Data records:
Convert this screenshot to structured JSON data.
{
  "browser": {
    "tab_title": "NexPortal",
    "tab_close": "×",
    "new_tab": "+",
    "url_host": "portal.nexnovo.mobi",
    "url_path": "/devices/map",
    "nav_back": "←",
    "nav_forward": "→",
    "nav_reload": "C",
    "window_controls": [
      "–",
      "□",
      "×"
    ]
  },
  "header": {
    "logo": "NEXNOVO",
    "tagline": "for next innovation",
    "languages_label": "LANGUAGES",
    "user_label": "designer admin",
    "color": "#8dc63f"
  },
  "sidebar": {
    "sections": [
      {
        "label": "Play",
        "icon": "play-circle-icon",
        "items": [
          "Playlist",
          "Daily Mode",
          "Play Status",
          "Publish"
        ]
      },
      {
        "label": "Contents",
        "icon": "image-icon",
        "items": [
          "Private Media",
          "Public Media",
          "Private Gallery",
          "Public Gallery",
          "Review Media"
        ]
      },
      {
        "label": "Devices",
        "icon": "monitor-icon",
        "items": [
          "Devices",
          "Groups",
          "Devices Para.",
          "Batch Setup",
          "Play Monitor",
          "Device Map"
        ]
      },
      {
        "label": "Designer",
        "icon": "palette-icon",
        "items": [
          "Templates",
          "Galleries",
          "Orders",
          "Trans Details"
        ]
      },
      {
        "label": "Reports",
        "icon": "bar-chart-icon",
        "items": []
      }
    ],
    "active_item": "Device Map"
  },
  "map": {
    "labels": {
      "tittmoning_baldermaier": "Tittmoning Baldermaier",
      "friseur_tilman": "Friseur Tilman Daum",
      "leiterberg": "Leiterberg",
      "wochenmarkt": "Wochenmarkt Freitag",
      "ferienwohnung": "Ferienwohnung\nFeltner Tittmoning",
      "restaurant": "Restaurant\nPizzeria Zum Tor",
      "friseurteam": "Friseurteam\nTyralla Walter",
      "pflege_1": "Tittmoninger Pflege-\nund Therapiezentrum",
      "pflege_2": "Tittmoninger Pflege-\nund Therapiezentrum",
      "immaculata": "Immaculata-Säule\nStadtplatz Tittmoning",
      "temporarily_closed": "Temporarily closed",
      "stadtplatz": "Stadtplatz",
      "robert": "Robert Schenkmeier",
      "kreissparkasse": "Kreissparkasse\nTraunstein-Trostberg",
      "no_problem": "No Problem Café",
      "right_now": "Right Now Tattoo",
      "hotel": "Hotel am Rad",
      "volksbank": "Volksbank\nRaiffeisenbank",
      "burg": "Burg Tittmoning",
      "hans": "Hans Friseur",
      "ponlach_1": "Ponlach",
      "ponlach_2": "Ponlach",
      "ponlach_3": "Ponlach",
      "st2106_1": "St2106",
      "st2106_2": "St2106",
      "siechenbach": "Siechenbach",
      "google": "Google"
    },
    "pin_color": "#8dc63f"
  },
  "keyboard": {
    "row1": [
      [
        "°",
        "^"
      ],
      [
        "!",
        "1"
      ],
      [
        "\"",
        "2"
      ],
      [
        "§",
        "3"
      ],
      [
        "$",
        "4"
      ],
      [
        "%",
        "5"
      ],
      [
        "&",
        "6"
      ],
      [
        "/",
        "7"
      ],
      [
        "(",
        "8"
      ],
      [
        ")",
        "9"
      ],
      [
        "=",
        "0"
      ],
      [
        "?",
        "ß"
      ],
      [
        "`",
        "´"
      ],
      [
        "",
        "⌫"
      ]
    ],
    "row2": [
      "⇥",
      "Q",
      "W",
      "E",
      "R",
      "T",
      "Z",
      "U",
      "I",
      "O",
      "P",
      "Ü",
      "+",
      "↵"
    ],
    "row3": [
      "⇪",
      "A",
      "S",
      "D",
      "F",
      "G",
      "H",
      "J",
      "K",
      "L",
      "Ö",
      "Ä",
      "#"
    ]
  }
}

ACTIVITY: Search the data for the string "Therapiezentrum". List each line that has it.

EXERCISE OUTPUT:
      "pflege_1": "Tittmoninger Pflege-\nund Therapiezentrum",
      "pflege_2": "Tittmoninger Pflege-\nund Therapiezentrum",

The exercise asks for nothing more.